Netscape will also combine an improved email client called Netscape Messenger in the Communicator suite. Messenger will offer features not included its existing integrated email client in Navigator, including better offline browsing, filtering, and sorting. Messenger will also allow users to encrypt and digitally sign email and to look up other users' addresses using the Lightweight Directory Protocol.
Netscape said it will support ActiveX natively in Windows 95 versions of Navigator and Communicator. "We are trying to protect existing investments. There are many OLE controls that people have already built," said Treuhaft.
Communicator also comes with Netscape Collabra, an overhauled discussion group client that will allow users to collaborate in public and private discussion forums. Collabra includes enhanced discussion group access controls, HTML editing tools for posting Web documents to discussion groups, and search tools.
Netscape will offer a new edition of its Navigator Gold HTML editing tool, called Netscape Composer, with support for Java applets, a built-in spell-check function, and easier publishing to Web servers. The company will also introduce Netscape Conference, a reworked version of its CoolTalk Internet telephone and conferencing program that adds supports for the H.323 conferencing standard, and the ability to dial by email or Internet Protocol address.
Netscape will bundle the new components into a $49 Standard Edition of Communicator. A higher-priced $79 Professional Edition will include a scheduling application called Netscape Calendar, which uses the Versit Consortium's vCalendar standard. The Professional Edition will also come with Netscape AutoAdmin, an administration kit that allows MIS professionals to centrally install plug-ins on client workstations.

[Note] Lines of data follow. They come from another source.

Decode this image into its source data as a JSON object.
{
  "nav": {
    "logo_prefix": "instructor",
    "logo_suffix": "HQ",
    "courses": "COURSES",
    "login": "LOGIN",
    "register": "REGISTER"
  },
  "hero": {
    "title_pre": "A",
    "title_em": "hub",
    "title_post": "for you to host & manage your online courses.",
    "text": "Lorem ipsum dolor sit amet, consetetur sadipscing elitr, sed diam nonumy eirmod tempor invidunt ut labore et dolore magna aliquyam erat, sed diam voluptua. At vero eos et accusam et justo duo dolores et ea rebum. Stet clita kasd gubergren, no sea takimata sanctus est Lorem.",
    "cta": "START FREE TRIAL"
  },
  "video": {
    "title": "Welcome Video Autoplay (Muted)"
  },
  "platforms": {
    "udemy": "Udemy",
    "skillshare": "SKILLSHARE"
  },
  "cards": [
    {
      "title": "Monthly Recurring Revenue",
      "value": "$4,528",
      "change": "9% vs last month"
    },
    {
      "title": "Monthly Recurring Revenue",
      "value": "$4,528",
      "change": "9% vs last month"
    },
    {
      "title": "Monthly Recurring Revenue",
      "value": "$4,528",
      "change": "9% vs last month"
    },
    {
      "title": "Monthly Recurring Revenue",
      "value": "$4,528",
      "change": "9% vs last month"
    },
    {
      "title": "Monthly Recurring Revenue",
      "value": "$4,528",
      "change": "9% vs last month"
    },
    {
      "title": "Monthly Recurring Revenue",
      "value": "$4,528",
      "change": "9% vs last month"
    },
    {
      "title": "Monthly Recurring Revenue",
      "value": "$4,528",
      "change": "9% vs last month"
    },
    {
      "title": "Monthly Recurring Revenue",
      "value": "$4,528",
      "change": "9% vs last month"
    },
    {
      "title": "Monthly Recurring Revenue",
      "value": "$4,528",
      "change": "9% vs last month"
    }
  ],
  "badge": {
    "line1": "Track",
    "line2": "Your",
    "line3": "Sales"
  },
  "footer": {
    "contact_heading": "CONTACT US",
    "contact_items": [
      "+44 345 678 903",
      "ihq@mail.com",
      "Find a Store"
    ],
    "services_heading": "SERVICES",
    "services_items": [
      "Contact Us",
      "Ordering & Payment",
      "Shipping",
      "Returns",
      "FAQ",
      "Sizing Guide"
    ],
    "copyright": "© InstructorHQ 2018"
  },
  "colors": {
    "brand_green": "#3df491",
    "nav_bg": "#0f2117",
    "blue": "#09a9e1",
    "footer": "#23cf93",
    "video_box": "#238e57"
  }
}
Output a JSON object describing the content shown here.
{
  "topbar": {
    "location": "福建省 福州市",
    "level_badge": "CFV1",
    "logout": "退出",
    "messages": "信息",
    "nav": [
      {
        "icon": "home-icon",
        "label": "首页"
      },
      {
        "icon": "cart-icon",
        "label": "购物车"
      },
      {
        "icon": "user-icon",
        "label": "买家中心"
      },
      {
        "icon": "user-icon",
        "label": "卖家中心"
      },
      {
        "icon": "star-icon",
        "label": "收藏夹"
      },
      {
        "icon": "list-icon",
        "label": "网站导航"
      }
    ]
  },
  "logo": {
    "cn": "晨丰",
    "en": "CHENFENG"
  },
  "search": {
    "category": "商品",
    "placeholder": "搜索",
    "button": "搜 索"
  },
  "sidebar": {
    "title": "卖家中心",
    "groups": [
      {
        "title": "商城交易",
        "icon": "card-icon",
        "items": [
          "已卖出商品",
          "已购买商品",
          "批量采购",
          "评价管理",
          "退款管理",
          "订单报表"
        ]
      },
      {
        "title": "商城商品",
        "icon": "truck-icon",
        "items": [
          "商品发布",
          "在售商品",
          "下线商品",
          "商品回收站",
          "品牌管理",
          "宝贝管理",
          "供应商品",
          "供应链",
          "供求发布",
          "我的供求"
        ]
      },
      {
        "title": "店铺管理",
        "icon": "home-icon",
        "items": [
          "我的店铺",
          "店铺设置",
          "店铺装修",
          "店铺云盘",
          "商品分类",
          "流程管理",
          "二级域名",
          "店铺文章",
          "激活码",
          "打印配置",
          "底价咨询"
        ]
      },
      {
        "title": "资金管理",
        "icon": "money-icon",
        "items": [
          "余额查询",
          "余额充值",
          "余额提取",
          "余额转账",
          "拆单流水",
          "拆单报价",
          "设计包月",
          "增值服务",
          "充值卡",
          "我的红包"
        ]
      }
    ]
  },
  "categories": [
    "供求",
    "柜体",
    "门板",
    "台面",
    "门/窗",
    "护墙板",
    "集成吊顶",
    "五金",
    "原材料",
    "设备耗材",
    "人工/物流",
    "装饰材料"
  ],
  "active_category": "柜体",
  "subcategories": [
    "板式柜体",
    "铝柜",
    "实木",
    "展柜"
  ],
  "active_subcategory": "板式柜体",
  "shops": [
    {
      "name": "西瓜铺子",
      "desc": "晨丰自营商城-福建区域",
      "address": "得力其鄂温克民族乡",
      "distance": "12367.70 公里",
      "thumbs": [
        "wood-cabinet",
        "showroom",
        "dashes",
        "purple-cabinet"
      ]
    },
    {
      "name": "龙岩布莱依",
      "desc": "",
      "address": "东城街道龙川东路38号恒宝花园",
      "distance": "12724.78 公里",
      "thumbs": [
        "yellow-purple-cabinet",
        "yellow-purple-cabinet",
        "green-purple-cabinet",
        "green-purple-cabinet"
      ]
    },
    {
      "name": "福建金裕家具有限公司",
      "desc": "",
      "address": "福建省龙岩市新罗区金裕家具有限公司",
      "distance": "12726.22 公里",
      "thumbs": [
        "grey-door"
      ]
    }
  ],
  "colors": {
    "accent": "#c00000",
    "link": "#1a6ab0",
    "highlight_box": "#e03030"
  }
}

A limited beta program for Communicator will begin next month, aimed at IS users and origianl equipment manufacturers. The company also hopes to hand out beta versions of the software here at their developer's conference. Shipment is slated for the first quarter of next year.
Netscape also said it will ship a new version of its SuiteSpot client-server software for Web-based groupware applications in the first quarter of next year.
Netscape said SuiteSpot 3.0 will include six new additions, including: Netscape Messaging Server 3.0, an LDAP-based messaging engine; the company's Collabra Server 3.0 discussion server that allows for encrypted collaboration and information sharing; Netscape Enterprise Server 3.0, a Web publishing server; Netscape Proxy Server 2.5 proxy software for replicating and filtering traffic; Netscape Calendar Server 1.0 for group scheduling; and Netscape Media Server 1.0 streaming audio server software consistent with the Real Time Streaming Protocol.
The company said it has also upgraded servers included in the earlier version of SuiteSpot. They are Netscape Directory Server 1.0, an online directory server; Netscape Catalog Server 1.0; Netscape Certificate Server 1.0, which allows for digital identification and encryption of information traveling on the Internet and corporate intranets; and the LiveWire Pro 1.0 Web development tool.
With SuiteSpot 3.0, customers can choose to buy individual servers for $995 apiece, or a bundle of any five will cost $3,995 and the company will throw in the LiveWire Pro Web development software for free.